Jump to navigation
Jump to search
A factor is a common characteristic among a group of assets. In the equities market, it could be a particular financial ratio such as the price–earnings (P/E) or the book–price (B/P) ratios.^{[1]} Additional objectives are:
 Factors frequently are intended to capture some economic intuition. For example, a factor may help understand the prices of assets by reference to their exposure to sources of macroeconomic risk, fundamental characteristics, or basic market behaviour.^{[note 1]}
 Assets with similar factors (characteristics) tend to behave in similar ways. This attribute is critical to the success of a factor.
 The factor should be able to differentiate across different markets and samples.
 The factor should be robust across different time periods.
Factors fall into three categories—macroeconomic influences, crosssectional characteristics, and statistical factors.^{[1]}

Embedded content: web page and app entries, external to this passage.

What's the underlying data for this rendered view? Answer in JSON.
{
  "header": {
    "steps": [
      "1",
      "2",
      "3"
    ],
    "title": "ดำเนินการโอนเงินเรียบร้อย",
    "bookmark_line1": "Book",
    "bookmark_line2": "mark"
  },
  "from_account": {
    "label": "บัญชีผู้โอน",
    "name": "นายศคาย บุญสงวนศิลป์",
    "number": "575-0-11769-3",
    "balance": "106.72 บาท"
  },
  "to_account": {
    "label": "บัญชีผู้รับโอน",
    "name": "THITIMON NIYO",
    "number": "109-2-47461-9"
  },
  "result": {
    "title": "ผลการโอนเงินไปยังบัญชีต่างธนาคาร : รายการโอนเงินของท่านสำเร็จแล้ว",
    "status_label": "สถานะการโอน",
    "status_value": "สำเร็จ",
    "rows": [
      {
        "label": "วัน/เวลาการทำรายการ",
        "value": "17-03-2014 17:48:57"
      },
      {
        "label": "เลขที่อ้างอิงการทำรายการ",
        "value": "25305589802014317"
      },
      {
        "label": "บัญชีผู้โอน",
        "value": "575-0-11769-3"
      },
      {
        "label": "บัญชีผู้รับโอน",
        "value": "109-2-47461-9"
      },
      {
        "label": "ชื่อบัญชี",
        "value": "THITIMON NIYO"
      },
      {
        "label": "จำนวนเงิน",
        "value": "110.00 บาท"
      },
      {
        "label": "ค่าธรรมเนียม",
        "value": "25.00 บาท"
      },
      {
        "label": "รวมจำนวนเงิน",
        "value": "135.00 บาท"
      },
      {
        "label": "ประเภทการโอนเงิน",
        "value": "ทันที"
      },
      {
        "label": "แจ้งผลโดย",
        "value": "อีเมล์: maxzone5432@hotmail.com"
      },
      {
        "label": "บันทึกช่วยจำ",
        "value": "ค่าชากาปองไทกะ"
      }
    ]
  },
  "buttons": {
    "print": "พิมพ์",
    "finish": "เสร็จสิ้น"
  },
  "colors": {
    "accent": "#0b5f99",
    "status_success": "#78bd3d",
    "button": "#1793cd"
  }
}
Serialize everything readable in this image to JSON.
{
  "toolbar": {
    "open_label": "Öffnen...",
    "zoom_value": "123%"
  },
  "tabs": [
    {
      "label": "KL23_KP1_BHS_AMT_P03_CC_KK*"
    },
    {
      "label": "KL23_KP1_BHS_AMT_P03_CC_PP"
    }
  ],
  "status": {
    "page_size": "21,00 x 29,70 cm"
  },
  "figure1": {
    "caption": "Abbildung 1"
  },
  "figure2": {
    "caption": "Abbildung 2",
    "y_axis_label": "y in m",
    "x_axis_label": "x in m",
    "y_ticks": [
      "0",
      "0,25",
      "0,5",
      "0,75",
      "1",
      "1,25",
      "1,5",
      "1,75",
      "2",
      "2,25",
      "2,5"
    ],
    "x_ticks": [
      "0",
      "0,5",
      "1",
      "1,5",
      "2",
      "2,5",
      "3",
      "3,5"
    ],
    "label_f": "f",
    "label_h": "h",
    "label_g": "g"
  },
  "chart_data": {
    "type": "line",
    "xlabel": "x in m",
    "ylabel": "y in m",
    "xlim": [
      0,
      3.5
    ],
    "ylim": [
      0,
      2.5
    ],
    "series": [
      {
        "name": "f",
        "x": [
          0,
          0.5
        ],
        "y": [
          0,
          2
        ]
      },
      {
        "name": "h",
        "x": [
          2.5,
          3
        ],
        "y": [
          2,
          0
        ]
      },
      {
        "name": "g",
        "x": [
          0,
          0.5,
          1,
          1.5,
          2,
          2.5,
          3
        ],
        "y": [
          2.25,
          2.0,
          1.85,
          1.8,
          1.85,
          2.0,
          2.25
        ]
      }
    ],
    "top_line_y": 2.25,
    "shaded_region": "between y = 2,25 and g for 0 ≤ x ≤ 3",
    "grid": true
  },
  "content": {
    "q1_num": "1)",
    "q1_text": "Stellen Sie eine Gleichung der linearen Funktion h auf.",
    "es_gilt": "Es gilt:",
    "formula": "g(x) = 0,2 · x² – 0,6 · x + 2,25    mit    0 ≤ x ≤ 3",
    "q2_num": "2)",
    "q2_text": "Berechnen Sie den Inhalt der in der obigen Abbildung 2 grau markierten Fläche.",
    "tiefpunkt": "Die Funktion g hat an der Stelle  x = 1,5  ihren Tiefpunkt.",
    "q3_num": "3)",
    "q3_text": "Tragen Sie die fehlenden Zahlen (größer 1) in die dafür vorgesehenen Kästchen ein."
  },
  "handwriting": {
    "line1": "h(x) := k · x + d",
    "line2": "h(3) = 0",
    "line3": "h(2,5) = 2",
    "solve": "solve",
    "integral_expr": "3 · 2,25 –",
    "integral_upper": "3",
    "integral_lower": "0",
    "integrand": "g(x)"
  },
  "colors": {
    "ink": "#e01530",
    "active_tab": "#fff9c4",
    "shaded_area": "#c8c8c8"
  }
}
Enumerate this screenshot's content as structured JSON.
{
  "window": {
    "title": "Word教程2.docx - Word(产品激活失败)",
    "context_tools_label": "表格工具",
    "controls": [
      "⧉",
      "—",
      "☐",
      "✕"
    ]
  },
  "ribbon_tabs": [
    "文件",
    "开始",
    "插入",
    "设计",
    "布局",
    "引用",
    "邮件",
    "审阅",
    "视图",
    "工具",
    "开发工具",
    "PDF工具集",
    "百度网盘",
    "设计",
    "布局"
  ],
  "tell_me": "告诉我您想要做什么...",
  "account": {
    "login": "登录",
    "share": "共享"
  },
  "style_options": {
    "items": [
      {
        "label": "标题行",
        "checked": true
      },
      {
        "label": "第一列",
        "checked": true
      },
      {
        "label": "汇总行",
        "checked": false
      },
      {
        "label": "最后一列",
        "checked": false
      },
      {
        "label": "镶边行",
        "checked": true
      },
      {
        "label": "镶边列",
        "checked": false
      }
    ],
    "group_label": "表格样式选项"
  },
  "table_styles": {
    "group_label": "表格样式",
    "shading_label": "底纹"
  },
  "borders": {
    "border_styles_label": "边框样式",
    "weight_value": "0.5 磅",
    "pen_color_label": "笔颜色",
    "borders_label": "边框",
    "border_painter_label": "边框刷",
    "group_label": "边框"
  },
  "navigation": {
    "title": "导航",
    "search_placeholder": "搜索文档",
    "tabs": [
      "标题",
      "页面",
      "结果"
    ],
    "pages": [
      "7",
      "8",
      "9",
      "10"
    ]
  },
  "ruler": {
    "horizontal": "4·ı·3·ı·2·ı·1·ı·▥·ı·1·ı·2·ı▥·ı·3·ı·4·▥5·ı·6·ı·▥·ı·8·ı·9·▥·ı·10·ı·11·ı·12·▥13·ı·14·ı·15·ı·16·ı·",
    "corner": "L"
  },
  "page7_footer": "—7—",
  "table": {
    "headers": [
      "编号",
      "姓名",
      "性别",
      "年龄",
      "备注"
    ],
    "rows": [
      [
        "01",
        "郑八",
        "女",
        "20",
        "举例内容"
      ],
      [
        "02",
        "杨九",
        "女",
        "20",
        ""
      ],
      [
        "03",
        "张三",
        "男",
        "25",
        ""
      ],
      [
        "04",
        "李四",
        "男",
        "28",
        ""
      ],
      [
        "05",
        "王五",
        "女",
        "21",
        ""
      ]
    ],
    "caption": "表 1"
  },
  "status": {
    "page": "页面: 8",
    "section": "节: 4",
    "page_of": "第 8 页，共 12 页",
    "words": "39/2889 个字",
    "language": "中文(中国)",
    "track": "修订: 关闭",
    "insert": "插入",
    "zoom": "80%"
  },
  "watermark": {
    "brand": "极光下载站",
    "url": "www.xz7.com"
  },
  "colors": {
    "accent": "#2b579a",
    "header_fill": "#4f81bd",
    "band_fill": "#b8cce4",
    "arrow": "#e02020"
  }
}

 Macroeconomic influences are time series that measure observable economic activity. Examples include interest rate levels, gross domestic production, and industrial production.
 Crosssectional characteristics are observable asset specifics or firm characteristics. Examples include, dividend yield, book value, and volatility.^{[note 2]}
 Statistical factors are very different in nature than the above factors as they do not have direct economic interpretation.^{[2]}
Factors are variables used to create a linear model (equation) which describes the returns of a portfolio. In the CAPM model, a portfolio's returns can be described reasonably well based on its exposure to one factor: Beta.
In their threefactor model, Fama and French expand on the CAPM model by adding two factors, HmL and SmB, that fits actual portfolio returns more closely.^{[3]}
Notes
See also
 CAPM  Capital Asset Pricing Model
 Fama and French threefactor model
 FamaFrench threefactor model analysis
References
 ↑ ^{1.0} ^{1.1} Fabozzi, Frank J., and Harry M. Markowitz (eds). "Chapter 11  FactorBased Equity Portfolio Construction and Analysis". Equity Valuation and Portfolio Management. John Wiley & Sons. © 2011. ISBN 9780470929919 (accessed September 12, 2012)
 ↑ Fabozzi, Frank J., and Harry M. Markowitz (eds). "Chapter 13  Multifactor Equity Risk Models and Their Applications". Equity Valuation and Portfolio Management. John Wiley & Sons. © 2011. ISBN 9780470929919 (accessed September 14, 2012)
 ↑ How to get FamaFrench EAFE Factors, with results, forum discussion by ClosetIndexer, direct link to post.